This whole embroidery endeavour made me curious whether I could create my own version of the national dress for children. At the last redesign / edition of Iceland’s National Dress the children had finally gotten into consideration and received their own dresses. A farmer’s version, that underlined the Nation’s heritage. A version, that doesn’t seem to suit the modern Icelander in the capital region. An Icelander that is strongly influenced by America and continental European countries, thriving towards wealth and a high living standard.
It was rather a coincidence that I stumbled across a black velvet dress (the traditional material for the National Dress of grown up women) and decided to design my 101 version of a Þjóðbúningar.
25 hours of embroidery plus design and tests later I had created my 2022 approach of a traditional dress for a 2 year old.
Note: An existing dress, I have taken apart to machine embroider on it, after designing the pattern digitally is of course by no means a replacement for a handmade dress, but it is an opportunity to create a preview / example of how the future could look like. I am aware that I have most likely broken all rules on creating this take on modern tradition and I sincerely apologise to the Icelandic Nation for it.

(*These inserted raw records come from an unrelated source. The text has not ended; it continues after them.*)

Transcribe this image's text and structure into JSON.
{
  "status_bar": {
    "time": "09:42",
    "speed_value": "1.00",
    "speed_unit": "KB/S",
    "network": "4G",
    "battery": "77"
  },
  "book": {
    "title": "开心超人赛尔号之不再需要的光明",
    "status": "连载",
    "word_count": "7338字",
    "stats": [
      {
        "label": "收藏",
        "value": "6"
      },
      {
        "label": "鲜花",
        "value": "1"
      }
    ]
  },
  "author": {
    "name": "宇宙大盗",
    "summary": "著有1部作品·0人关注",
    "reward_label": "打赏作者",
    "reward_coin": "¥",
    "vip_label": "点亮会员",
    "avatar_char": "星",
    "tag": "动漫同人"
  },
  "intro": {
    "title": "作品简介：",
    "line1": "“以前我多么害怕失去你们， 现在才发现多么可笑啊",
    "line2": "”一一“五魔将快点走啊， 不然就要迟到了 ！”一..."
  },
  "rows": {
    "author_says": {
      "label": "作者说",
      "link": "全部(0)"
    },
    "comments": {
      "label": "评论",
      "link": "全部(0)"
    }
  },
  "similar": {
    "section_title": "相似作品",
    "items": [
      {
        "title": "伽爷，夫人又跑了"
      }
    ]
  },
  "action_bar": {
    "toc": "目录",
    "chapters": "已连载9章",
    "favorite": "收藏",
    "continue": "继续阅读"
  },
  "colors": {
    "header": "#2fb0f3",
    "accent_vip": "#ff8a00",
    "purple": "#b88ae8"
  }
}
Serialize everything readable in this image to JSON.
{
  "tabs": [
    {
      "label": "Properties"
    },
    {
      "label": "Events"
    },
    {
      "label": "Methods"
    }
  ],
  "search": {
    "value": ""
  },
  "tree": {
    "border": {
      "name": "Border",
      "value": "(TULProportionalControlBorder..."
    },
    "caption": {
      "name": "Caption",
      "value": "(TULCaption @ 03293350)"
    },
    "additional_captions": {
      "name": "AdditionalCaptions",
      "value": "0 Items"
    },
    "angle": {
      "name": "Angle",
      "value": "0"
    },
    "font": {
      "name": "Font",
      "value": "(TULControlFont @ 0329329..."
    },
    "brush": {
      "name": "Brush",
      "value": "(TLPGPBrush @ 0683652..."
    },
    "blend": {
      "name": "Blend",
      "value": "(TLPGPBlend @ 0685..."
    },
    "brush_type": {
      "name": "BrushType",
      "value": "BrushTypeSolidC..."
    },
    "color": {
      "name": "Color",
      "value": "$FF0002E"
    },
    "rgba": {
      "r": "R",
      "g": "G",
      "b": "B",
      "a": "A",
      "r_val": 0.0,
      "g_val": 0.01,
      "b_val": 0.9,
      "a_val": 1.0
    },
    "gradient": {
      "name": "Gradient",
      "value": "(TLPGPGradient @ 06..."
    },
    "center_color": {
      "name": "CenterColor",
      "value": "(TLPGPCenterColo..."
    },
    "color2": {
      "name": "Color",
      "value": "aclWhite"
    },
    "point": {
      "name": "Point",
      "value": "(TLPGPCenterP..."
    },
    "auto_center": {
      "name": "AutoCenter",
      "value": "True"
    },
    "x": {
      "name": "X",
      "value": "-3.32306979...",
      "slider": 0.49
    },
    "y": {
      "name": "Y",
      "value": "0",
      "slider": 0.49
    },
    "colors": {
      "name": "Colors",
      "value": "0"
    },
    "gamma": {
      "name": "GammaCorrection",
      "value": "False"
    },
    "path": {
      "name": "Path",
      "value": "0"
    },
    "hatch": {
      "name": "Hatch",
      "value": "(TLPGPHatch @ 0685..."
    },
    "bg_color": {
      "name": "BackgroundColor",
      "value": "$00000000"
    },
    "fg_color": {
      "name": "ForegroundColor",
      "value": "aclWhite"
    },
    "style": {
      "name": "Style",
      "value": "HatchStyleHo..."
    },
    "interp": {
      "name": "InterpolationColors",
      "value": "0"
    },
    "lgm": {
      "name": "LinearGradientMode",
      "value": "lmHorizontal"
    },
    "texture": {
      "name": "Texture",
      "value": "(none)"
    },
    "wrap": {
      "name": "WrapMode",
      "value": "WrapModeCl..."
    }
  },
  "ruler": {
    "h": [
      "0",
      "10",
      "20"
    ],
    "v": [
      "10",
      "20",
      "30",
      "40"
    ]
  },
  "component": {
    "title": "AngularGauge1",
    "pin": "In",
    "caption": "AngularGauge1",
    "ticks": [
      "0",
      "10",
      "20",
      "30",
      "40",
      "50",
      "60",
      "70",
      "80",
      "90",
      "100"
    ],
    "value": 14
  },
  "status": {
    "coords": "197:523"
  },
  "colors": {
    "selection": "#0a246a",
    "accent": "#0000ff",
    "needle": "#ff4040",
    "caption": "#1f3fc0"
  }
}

The dress became a gift for the greatgranddaughter of an Icelandic goldsmith, that spend his life creating decoration for Þjóðbúningar.